• Provided material:
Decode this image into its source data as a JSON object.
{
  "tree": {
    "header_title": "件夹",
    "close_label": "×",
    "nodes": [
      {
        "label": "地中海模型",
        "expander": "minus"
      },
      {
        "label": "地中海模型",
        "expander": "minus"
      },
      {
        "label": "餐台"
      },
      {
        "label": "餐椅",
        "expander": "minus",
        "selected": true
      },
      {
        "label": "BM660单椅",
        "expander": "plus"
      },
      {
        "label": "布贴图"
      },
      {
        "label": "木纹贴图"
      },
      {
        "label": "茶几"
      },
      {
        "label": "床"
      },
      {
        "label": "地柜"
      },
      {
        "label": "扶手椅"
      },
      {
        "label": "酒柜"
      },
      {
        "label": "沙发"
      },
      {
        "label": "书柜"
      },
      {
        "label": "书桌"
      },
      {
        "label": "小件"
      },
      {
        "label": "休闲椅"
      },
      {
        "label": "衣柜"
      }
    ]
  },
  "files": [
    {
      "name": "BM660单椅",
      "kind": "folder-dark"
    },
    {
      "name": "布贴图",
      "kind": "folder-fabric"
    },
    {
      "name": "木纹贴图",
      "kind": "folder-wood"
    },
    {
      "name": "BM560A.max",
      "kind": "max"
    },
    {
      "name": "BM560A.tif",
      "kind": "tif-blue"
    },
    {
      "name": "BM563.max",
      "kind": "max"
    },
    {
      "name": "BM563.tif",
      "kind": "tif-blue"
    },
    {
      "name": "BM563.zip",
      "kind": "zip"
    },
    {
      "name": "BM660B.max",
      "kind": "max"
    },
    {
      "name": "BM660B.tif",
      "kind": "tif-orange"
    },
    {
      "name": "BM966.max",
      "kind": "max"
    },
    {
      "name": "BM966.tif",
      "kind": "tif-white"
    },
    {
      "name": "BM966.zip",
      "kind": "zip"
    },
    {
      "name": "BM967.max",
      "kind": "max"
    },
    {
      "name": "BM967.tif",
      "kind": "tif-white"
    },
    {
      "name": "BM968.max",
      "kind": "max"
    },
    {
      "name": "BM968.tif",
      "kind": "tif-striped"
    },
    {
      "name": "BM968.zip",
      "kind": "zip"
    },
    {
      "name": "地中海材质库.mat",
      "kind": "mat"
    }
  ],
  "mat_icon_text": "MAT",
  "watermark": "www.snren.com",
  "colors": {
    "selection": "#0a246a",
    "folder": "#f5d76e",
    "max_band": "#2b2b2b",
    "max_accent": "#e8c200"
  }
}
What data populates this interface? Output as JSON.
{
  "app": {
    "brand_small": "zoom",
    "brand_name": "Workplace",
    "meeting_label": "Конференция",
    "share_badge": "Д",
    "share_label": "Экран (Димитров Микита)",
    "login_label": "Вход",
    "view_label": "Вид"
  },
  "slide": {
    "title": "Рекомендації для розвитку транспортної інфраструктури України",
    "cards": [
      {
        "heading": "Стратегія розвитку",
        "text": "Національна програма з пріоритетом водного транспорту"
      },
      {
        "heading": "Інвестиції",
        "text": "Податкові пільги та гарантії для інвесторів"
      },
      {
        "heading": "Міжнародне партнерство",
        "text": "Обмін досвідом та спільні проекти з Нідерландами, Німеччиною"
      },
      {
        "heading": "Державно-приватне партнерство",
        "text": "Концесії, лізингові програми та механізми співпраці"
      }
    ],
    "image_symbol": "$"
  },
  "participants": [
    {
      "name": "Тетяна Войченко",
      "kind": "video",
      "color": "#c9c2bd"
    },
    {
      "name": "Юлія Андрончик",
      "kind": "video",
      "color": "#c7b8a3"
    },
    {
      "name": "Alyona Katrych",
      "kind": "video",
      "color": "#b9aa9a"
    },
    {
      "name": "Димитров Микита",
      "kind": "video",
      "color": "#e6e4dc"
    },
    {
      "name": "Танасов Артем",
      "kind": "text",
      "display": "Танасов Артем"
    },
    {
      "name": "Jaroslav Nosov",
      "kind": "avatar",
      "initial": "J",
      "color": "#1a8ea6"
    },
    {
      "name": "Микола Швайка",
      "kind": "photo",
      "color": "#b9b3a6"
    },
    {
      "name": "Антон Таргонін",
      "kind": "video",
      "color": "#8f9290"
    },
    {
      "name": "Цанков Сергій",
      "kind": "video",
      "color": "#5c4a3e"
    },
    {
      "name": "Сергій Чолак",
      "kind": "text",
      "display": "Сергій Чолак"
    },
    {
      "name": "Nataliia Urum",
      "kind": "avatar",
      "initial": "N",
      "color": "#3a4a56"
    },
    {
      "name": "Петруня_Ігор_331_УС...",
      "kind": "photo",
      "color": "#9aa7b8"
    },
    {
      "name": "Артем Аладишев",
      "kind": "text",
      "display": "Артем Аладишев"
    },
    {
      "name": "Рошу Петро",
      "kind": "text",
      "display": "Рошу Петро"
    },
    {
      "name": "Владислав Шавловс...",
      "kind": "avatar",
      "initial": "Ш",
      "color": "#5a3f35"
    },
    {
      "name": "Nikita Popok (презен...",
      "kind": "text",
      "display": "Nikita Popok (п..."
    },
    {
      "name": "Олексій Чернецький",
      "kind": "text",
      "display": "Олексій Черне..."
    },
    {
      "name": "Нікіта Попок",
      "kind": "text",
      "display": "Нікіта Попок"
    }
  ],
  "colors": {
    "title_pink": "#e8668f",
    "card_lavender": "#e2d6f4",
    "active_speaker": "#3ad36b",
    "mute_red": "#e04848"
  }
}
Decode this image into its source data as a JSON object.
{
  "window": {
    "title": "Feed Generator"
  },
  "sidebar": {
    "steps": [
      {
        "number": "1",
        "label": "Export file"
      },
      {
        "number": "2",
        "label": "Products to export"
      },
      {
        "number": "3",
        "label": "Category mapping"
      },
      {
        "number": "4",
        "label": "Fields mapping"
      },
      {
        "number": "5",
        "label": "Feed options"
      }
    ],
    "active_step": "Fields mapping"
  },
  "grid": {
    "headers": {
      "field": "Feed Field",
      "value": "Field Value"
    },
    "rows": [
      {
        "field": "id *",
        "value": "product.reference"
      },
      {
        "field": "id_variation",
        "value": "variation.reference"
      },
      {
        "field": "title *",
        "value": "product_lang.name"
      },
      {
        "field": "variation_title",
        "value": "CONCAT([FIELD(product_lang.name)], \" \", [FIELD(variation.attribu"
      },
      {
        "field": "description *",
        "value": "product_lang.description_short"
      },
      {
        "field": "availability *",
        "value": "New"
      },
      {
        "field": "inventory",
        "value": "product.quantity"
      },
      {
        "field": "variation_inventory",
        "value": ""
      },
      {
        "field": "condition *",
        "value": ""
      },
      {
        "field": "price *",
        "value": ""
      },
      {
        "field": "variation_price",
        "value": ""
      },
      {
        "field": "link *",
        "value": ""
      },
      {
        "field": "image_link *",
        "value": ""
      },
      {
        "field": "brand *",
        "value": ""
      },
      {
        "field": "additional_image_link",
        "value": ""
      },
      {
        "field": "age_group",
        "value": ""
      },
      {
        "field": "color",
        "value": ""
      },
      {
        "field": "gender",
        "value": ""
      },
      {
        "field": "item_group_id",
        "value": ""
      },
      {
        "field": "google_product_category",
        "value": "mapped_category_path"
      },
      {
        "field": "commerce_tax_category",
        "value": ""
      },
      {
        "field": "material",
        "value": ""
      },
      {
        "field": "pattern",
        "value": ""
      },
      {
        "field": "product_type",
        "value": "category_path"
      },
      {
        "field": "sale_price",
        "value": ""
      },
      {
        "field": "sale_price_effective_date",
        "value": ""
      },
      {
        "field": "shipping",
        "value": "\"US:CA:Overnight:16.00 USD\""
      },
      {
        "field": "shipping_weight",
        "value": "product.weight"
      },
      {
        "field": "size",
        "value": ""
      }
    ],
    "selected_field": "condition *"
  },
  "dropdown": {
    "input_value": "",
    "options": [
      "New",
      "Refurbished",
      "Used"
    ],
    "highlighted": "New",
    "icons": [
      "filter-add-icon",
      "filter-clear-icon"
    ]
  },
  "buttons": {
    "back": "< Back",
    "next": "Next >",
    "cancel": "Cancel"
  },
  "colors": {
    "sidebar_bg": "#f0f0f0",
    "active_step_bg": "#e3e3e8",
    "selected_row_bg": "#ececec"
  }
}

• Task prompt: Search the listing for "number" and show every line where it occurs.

• Expected answer:
        "number": "1",
        "number": "2",
        "number": "3",
        "number": "4",
        "number": "5",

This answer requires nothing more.